# About this exercise
Filter the entries below down to the lines that hold "JSON".

[Start of section]

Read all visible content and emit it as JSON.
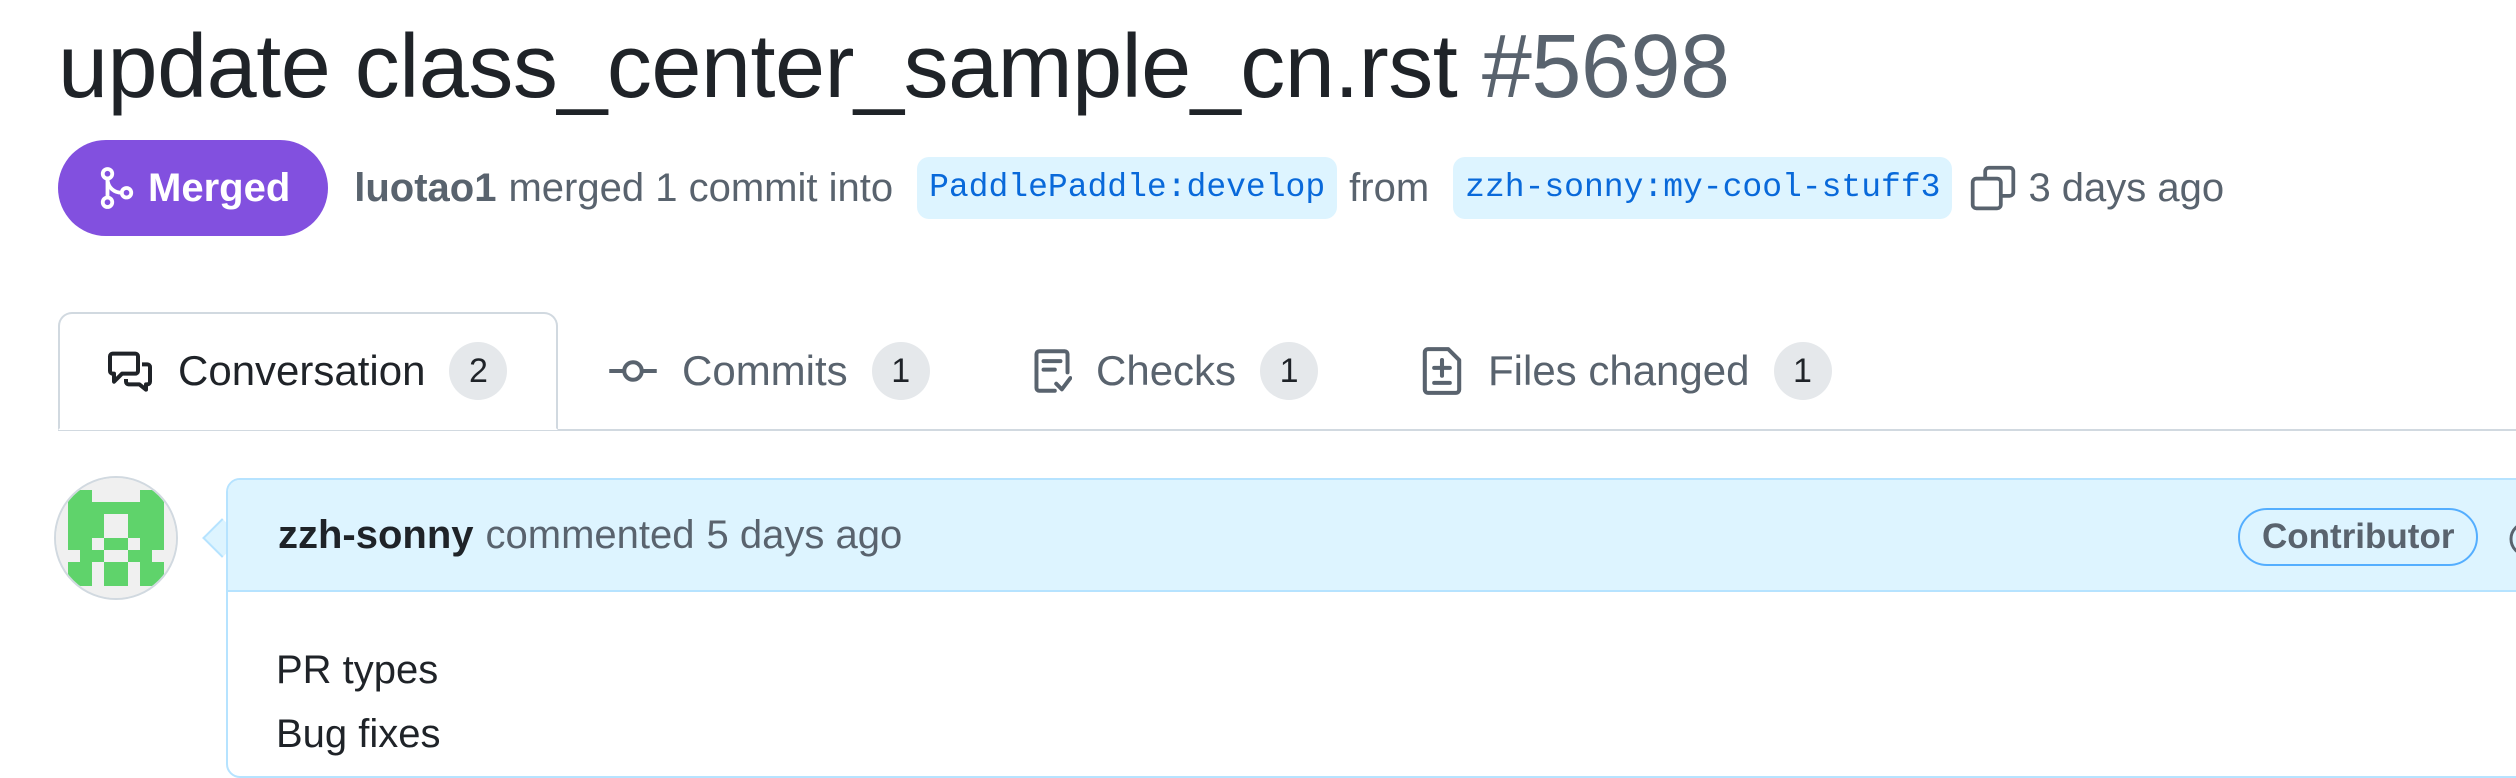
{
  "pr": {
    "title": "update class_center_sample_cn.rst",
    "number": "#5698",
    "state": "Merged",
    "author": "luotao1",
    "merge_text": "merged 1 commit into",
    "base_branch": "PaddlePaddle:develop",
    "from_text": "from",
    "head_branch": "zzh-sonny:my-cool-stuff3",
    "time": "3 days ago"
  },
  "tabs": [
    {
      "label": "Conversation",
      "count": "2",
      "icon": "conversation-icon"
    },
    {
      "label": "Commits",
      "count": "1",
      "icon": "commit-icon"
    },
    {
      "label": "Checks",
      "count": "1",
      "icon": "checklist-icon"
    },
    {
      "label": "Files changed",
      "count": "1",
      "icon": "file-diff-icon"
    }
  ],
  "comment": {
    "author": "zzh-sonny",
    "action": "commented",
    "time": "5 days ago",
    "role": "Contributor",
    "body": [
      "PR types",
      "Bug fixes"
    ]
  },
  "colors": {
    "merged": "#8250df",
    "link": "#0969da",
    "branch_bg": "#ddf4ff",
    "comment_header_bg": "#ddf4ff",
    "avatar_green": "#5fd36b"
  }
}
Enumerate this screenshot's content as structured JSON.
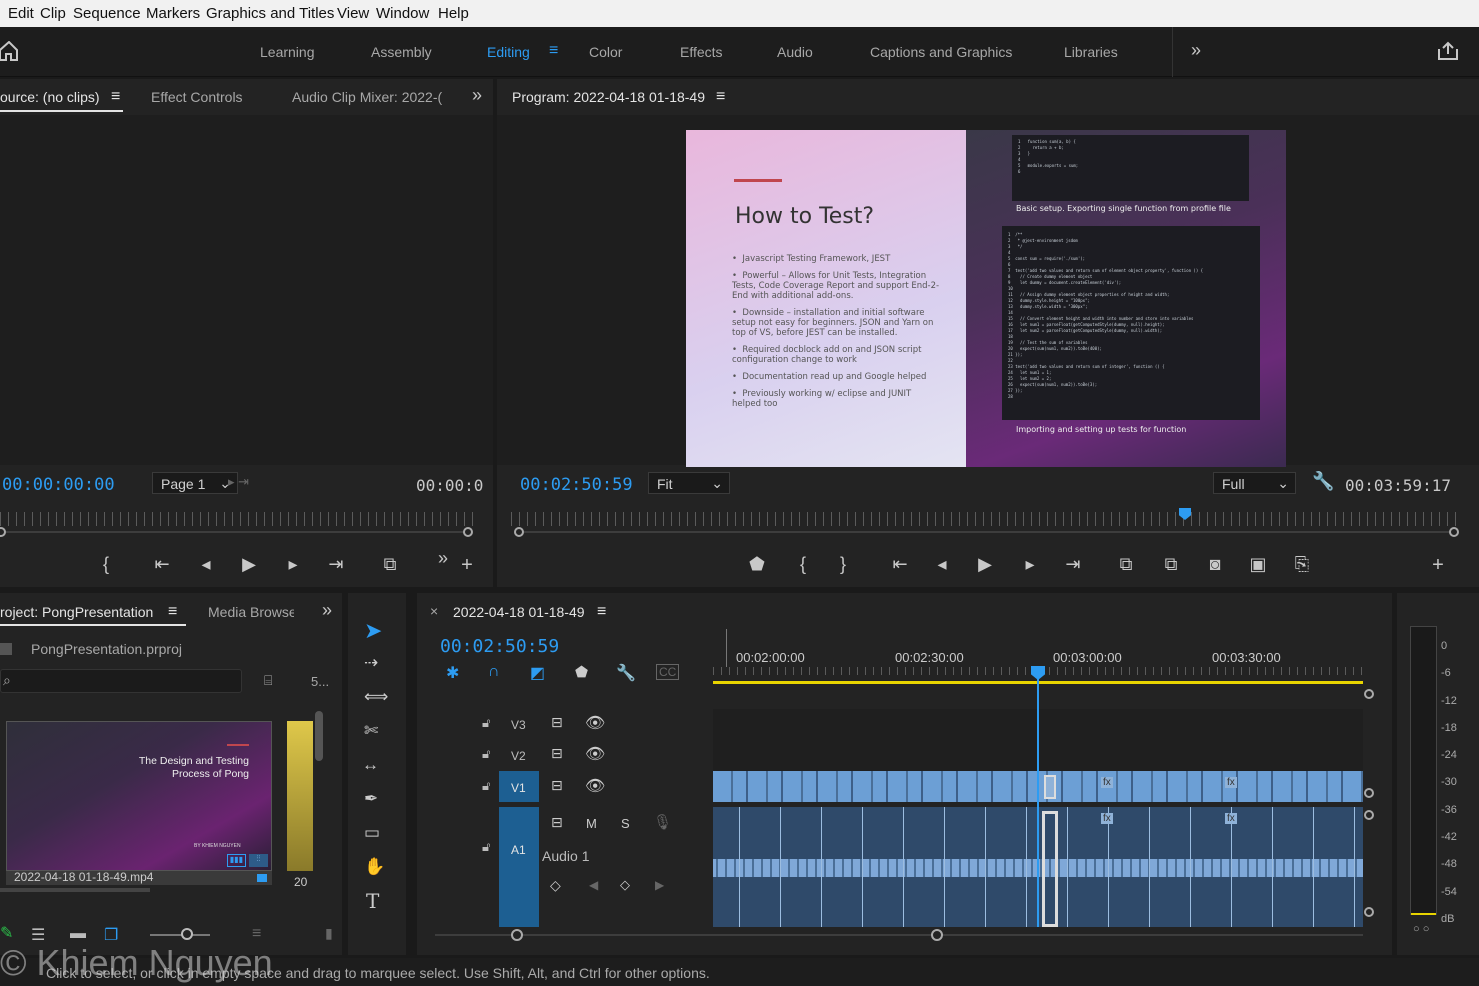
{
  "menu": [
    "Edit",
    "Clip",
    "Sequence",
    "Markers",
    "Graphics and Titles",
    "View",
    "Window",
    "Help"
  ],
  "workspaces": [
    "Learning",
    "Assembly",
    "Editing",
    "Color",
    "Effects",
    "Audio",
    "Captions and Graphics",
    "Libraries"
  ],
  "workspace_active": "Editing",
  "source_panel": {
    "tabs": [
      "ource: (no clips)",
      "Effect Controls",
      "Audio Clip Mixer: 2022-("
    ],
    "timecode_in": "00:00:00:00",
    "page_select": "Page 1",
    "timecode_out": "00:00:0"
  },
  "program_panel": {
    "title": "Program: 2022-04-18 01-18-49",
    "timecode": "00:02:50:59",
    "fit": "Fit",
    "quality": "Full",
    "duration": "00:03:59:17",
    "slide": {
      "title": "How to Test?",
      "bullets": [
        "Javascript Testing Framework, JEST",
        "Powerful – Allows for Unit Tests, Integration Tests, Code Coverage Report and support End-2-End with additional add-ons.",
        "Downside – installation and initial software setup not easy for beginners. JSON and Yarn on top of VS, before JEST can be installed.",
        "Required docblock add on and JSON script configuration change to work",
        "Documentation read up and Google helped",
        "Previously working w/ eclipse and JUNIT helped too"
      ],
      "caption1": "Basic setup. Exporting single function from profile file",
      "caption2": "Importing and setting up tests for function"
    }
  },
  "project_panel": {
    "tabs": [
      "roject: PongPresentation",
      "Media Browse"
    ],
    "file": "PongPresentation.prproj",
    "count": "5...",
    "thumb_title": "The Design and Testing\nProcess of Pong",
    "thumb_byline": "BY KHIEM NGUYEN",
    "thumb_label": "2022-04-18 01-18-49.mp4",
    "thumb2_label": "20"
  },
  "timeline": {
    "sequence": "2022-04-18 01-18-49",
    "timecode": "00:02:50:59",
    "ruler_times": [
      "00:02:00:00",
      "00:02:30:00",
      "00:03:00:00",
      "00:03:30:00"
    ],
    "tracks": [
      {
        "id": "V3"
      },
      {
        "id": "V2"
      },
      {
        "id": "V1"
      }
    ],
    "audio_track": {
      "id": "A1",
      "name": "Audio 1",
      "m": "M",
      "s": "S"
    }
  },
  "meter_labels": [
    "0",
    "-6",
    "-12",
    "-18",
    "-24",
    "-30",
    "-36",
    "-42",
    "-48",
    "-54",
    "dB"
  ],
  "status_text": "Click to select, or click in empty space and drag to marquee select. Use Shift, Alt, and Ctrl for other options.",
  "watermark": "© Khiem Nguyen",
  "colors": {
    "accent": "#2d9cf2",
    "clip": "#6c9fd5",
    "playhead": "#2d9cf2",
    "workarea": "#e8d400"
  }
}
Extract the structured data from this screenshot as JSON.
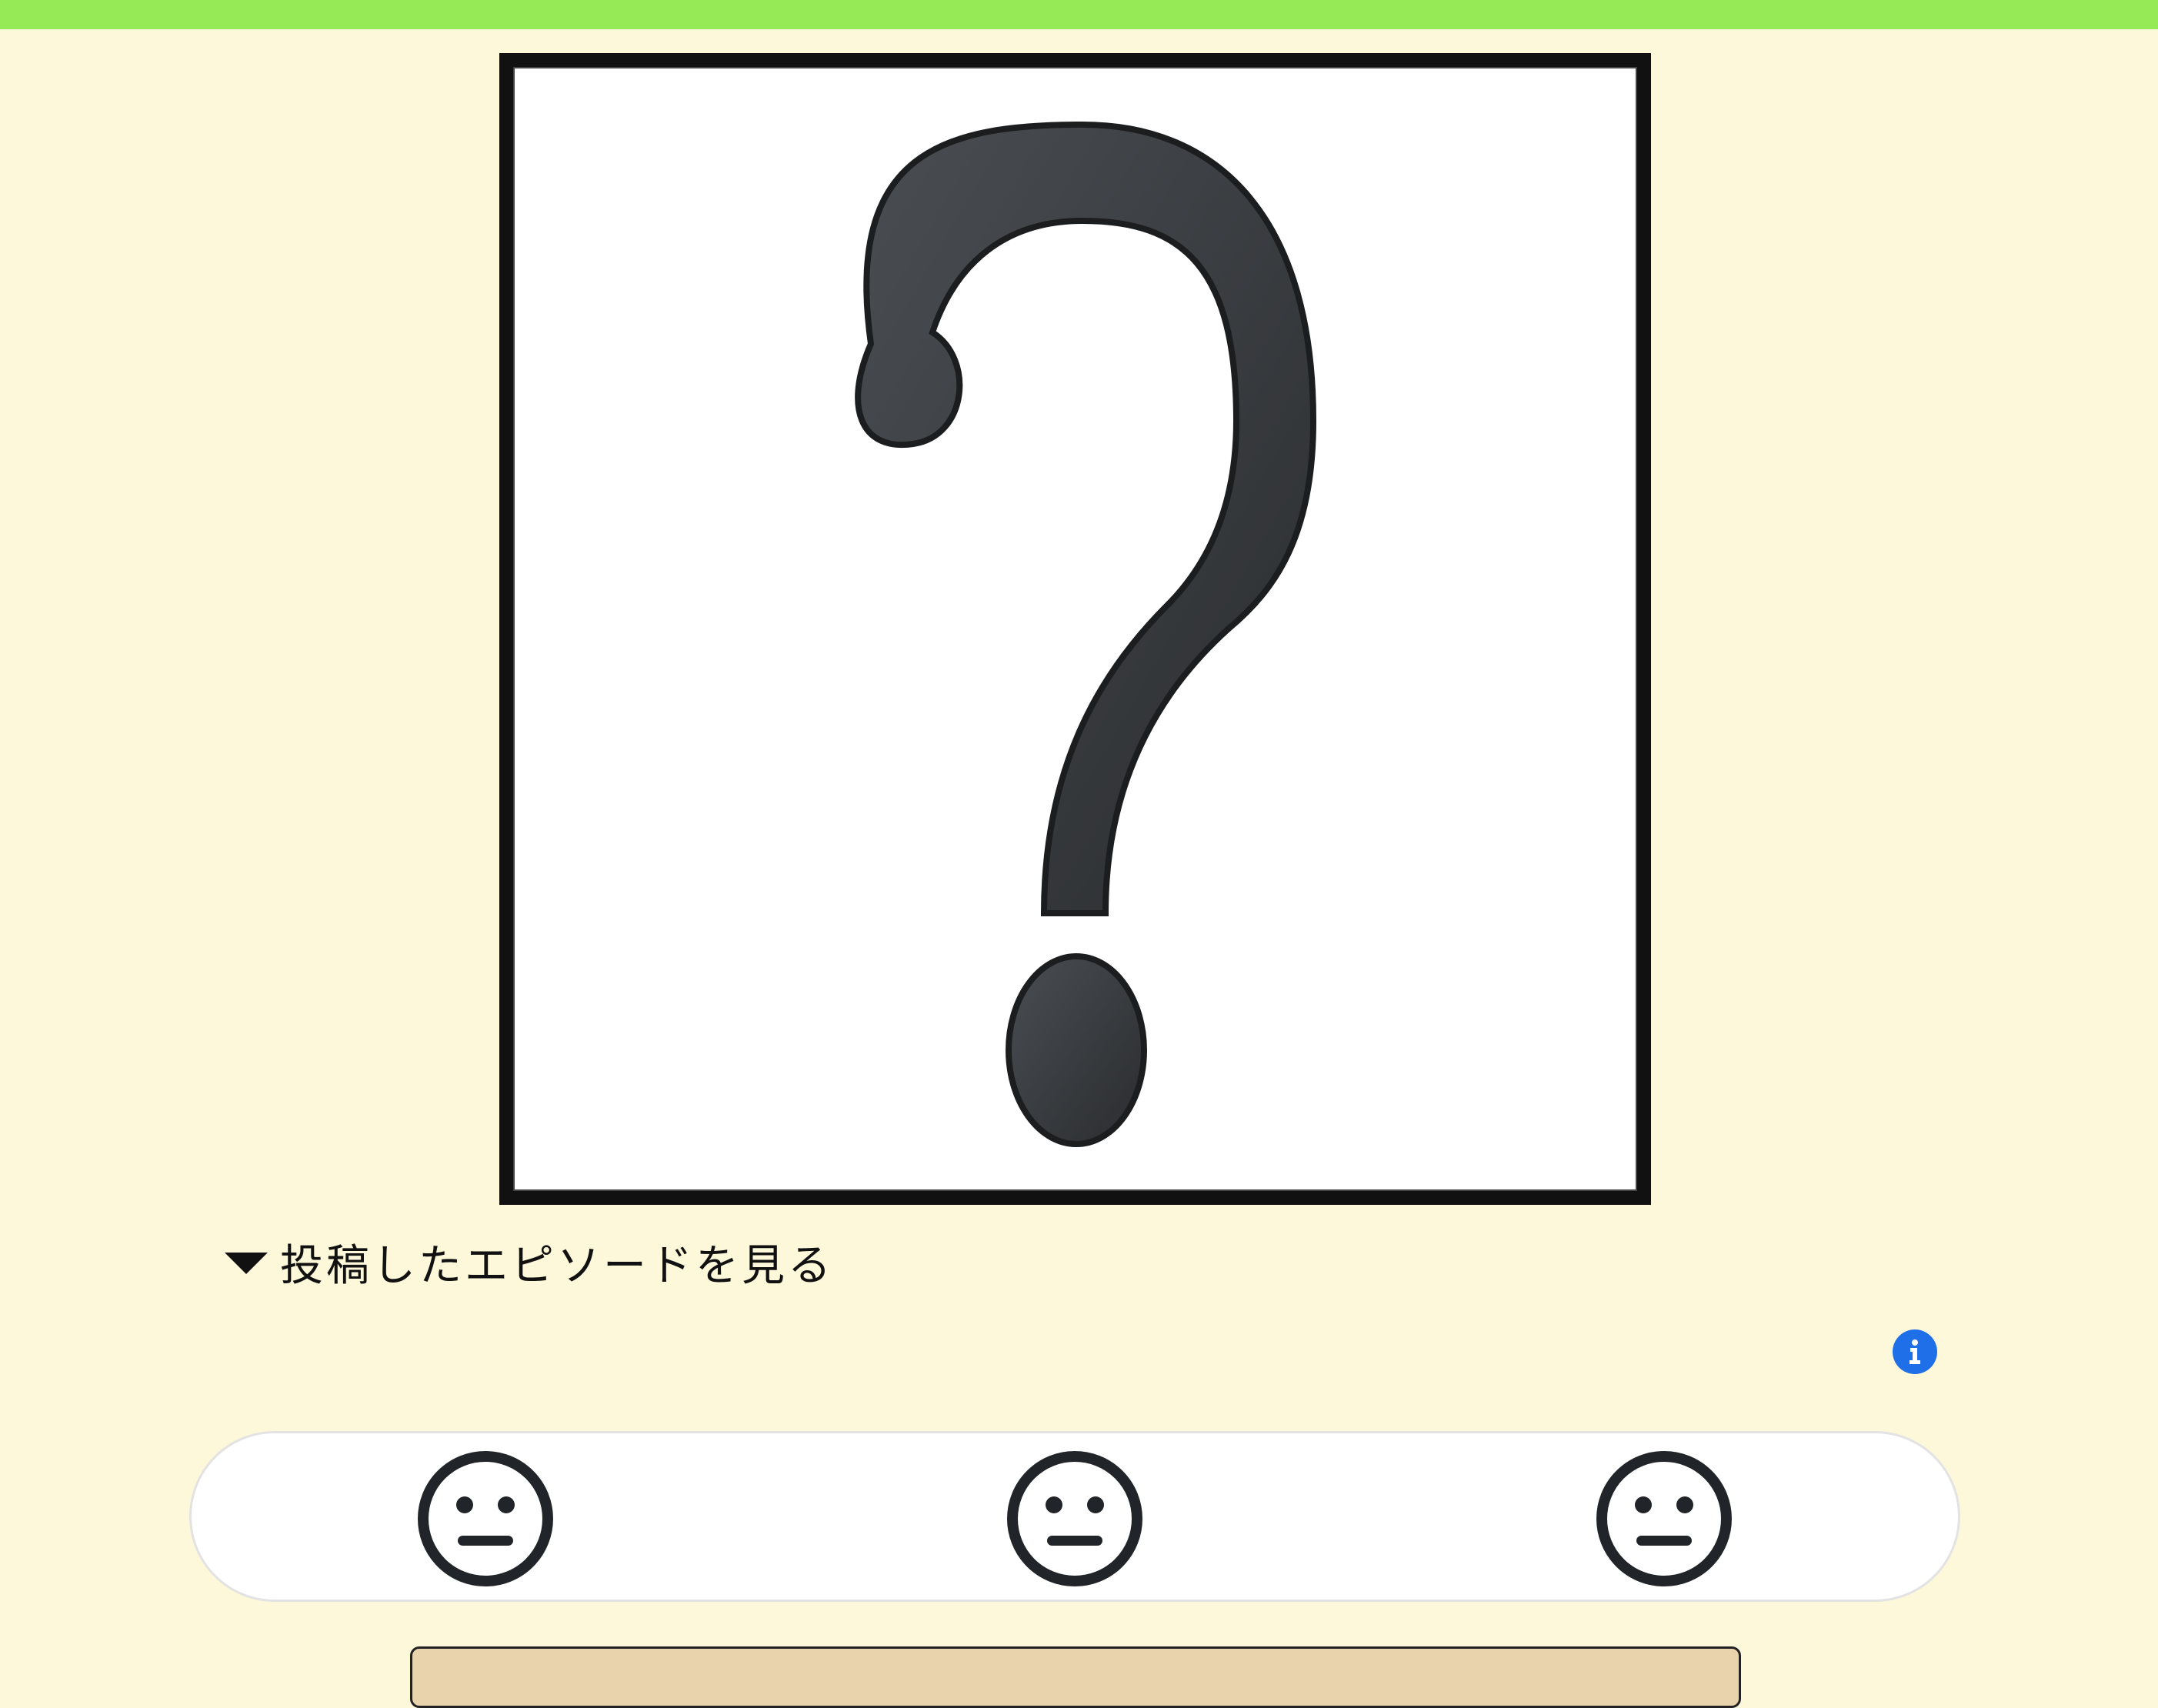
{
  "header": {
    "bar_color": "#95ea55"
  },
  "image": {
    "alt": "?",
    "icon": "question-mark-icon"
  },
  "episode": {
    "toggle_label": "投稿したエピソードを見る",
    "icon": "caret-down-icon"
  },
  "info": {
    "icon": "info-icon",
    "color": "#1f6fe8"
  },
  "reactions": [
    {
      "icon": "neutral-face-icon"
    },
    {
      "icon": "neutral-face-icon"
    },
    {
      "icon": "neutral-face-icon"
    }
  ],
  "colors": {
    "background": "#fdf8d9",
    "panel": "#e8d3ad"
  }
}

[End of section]

# Response to this exercise
Read all visible content and emit it as JSON.
Enumerate this screenshot's content as structured JSON.
        "Downside – installation and initial software setup not easy for beginners. JSON and Yarn on top of VS, before JEST can be installed.",
        "Required docblock add on and JSON script configuration change to work",
Extract the structured data from this screenshot as JSON.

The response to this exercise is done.